Entries from a dataset of interfaces
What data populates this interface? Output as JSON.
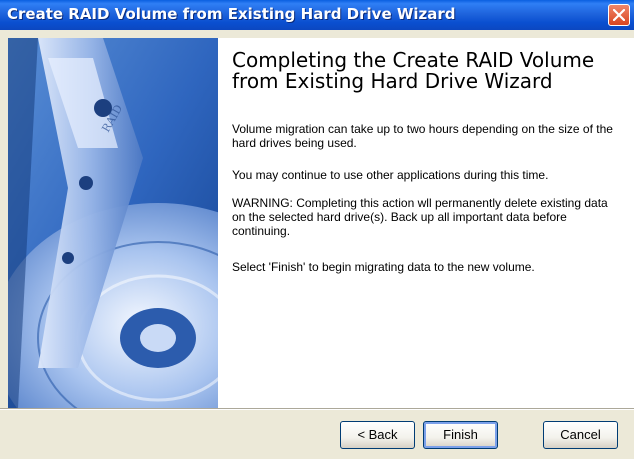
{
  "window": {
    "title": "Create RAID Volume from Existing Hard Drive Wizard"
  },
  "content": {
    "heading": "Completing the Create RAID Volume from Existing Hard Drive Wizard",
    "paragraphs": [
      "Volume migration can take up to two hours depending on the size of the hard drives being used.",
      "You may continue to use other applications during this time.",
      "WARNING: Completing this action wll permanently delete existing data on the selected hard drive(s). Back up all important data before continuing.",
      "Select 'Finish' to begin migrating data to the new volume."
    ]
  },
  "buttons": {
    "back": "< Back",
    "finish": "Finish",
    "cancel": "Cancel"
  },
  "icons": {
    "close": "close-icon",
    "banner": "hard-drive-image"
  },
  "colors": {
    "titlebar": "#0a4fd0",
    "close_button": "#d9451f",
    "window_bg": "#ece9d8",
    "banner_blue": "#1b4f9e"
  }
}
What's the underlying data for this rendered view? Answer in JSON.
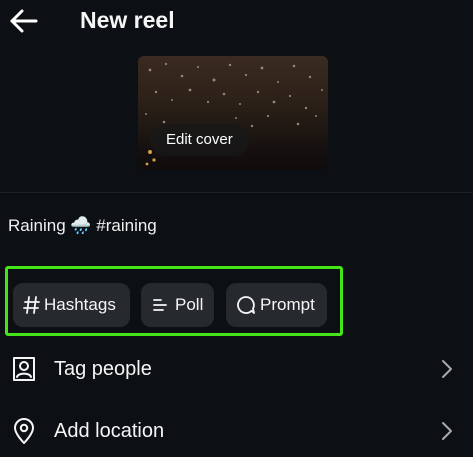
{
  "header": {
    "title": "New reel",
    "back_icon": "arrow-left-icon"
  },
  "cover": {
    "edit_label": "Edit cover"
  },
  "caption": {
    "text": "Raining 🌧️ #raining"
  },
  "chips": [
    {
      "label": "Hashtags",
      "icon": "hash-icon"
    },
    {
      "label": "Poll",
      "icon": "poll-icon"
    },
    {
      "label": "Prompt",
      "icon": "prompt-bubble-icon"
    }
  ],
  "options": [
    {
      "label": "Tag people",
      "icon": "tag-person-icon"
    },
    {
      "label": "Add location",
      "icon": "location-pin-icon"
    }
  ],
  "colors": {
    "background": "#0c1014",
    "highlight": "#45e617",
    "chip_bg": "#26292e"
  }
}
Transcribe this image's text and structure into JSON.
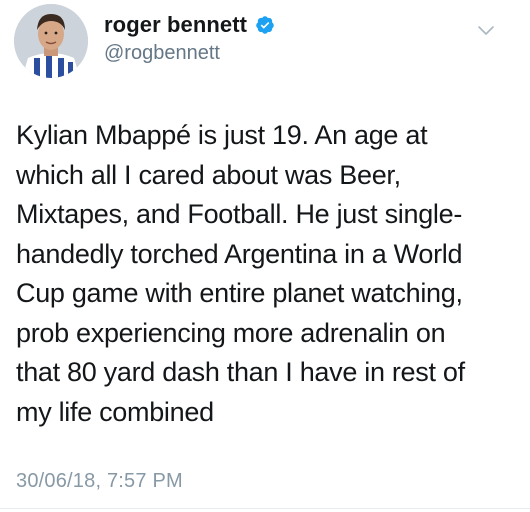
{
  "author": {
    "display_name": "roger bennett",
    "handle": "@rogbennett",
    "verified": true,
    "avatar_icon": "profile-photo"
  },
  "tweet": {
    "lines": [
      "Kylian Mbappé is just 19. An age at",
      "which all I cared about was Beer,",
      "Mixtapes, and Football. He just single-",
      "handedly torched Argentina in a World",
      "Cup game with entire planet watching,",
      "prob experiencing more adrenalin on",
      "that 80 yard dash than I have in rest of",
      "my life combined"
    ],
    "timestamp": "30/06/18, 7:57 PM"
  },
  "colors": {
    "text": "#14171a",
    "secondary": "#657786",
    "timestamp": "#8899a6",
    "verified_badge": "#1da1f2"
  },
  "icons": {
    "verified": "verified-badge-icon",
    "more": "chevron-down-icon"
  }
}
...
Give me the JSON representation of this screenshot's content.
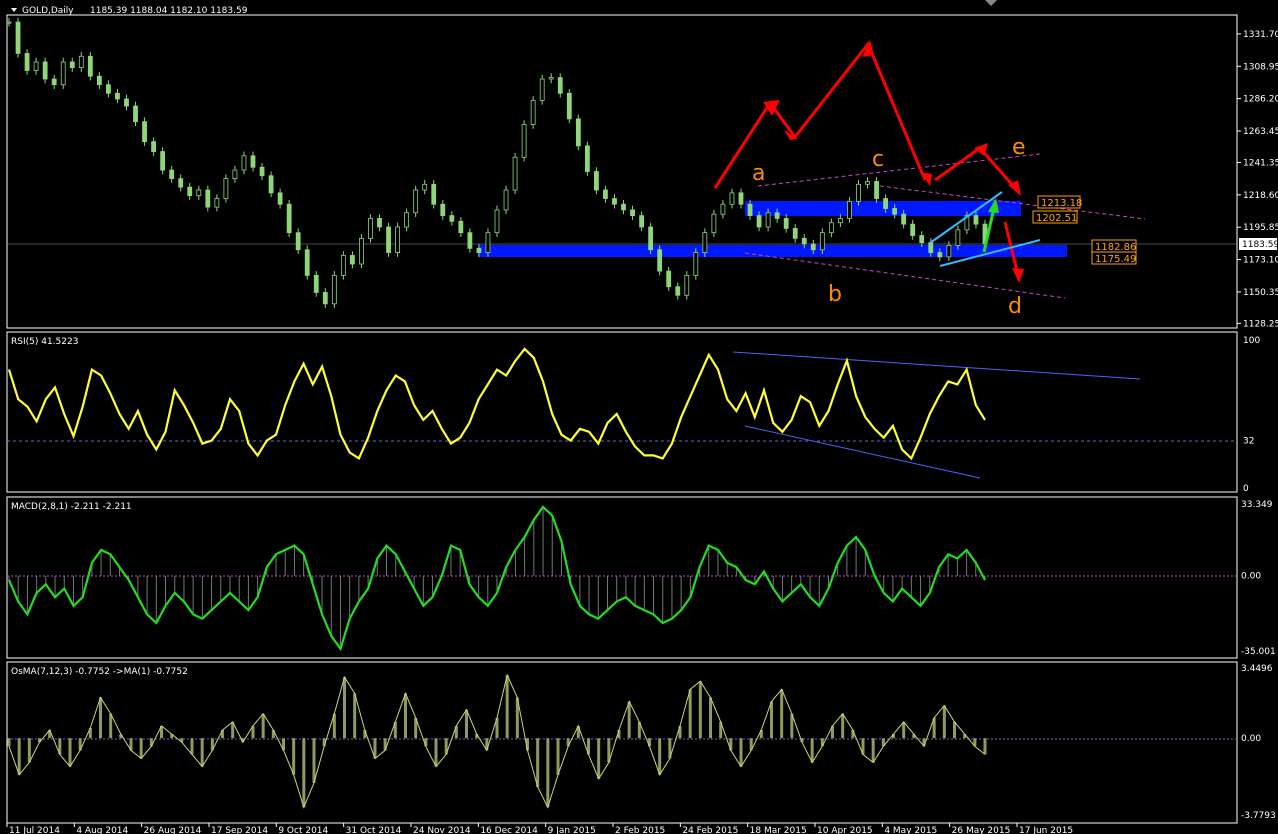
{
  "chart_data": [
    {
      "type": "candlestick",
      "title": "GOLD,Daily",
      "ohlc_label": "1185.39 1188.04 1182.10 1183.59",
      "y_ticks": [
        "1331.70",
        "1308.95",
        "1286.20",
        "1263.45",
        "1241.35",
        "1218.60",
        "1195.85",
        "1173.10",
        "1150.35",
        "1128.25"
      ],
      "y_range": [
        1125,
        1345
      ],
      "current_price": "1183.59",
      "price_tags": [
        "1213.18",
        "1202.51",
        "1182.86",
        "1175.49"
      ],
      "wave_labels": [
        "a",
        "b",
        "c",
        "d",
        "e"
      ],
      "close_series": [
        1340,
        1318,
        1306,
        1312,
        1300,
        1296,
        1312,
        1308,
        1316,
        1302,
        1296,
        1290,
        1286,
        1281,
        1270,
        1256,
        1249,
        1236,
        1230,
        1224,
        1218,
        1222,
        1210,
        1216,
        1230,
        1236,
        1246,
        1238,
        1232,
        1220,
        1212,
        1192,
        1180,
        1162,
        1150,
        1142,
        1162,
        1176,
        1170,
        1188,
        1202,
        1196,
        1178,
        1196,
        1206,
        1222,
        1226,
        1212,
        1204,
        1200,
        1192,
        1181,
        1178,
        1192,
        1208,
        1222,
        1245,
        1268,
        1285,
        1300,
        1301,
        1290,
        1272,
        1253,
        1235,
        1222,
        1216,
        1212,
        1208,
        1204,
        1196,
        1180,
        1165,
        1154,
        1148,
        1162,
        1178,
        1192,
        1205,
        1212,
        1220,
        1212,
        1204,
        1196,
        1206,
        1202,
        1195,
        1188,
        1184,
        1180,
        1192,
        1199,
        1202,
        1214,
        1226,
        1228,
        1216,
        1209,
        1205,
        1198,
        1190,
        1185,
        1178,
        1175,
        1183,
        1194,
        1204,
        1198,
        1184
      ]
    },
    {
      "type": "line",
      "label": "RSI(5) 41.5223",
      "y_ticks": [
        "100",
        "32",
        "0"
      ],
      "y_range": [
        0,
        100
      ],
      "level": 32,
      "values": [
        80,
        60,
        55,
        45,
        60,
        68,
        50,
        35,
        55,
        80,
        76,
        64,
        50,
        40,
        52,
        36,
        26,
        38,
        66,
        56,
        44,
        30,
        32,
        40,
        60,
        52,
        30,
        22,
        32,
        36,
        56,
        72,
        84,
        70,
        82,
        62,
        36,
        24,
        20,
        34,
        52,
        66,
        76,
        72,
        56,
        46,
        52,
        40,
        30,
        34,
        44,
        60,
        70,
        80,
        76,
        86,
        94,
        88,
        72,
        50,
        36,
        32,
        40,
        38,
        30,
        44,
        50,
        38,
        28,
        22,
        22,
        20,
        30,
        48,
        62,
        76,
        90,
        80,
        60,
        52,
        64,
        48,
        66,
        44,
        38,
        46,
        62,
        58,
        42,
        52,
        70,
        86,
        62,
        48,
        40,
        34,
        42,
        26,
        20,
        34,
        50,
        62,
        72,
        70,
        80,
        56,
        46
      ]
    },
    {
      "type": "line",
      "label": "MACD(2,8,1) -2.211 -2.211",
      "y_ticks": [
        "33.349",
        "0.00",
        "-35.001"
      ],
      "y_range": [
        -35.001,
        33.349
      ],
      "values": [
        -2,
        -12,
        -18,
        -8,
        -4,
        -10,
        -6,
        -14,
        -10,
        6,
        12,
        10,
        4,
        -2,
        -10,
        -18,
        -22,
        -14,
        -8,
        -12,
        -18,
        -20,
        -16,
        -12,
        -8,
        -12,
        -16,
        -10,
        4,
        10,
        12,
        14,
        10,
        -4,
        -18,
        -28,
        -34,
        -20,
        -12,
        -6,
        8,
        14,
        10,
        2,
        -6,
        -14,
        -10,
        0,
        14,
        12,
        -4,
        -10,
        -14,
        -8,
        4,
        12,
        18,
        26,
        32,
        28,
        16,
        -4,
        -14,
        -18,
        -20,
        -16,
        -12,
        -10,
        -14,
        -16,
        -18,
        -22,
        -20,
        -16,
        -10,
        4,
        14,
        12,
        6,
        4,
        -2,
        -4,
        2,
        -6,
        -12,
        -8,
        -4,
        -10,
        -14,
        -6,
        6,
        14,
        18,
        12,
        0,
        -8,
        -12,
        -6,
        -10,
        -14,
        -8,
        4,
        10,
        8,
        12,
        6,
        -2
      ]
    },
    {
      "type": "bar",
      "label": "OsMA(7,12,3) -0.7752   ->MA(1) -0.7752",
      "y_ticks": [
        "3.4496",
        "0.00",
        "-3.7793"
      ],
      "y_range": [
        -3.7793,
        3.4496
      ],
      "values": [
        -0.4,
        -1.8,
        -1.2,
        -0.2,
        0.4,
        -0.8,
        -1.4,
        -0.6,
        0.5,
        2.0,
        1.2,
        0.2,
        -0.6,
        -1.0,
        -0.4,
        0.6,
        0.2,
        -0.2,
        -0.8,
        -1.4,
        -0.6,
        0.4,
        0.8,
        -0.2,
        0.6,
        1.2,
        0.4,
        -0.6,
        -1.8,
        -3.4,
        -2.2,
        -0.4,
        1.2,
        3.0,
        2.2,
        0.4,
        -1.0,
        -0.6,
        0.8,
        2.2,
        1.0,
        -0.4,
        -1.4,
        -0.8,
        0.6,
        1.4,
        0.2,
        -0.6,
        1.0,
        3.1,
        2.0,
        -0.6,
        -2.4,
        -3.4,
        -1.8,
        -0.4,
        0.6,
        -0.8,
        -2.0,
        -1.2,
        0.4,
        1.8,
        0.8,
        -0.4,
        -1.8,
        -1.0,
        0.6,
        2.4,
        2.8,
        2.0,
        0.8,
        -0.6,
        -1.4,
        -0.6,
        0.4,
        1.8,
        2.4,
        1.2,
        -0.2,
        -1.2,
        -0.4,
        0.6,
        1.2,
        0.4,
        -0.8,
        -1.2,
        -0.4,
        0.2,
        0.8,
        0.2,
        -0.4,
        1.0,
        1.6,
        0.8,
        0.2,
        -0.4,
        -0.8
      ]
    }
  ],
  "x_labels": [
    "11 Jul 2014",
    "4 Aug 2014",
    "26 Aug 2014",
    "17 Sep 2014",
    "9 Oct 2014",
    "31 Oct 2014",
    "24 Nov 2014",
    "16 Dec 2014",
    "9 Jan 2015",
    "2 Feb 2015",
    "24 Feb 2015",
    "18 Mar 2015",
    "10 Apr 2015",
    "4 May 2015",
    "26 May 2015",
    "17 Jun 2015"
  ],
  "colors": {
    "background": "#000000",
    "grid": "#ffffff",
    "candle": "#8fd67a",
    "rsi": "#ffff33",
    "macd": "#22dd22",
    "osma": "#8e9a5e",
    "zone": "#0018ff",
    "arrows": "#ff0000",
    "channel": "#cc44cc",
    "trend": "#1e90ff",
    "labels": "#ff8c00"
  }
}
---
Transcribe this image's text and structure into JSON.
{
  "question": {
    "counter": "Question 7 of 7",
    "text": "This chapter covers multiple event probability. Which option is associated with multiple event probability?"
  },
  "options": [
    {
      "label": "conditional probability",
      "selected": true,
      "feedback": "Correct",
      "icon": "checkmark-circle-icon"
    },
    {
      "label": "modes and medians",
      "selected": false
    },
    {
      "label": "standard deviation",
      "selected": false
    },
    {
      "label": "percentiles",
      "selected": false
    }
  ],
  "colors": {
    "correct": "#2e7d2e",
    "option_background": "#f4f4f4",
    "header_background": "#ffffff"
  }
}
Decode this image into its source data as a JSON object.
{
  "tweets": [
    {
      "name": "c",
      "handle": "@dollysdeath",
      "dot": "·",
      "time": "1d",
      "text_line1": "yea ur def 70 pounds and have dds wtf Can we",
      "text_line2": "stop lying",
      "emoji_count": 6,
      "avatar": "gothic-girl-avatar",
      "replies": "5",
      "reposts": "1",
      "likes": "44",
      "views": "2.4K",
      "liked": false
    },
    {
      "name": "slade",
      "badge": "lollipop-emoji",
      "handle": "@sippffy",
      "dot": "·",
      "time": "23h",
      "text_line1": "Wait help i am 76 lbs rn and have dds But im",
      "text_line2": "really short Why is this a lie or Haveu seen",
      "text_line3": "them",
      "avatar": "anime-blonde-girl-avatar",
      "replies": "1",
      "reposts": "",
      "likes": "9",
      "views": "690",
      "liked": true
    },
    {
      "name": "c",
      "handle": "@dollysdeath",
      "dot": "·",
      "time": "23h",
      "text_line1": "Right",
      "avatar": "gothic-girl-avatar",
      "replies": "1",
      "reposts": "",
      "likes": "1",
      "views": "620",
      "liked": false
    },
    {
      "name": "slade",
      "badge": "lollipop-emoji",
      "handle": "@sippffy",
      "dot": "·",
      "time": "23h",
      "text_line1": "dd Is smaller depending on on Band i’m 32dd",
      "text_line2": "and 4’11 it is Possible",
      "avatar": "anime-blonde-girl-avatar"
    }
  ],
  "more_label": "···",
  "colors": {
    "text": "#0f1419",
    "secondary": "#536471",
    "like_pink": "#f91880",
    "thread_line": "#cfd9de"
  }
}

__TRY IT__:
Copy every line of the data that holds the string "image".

__YOUR RESPONSE__:
    "banner": "hard-drive-image"
Transcribe this image's text and structure into JSON.
Transcribe this image's text and structure into JSON.
Decode this image into its source data as a JSON object.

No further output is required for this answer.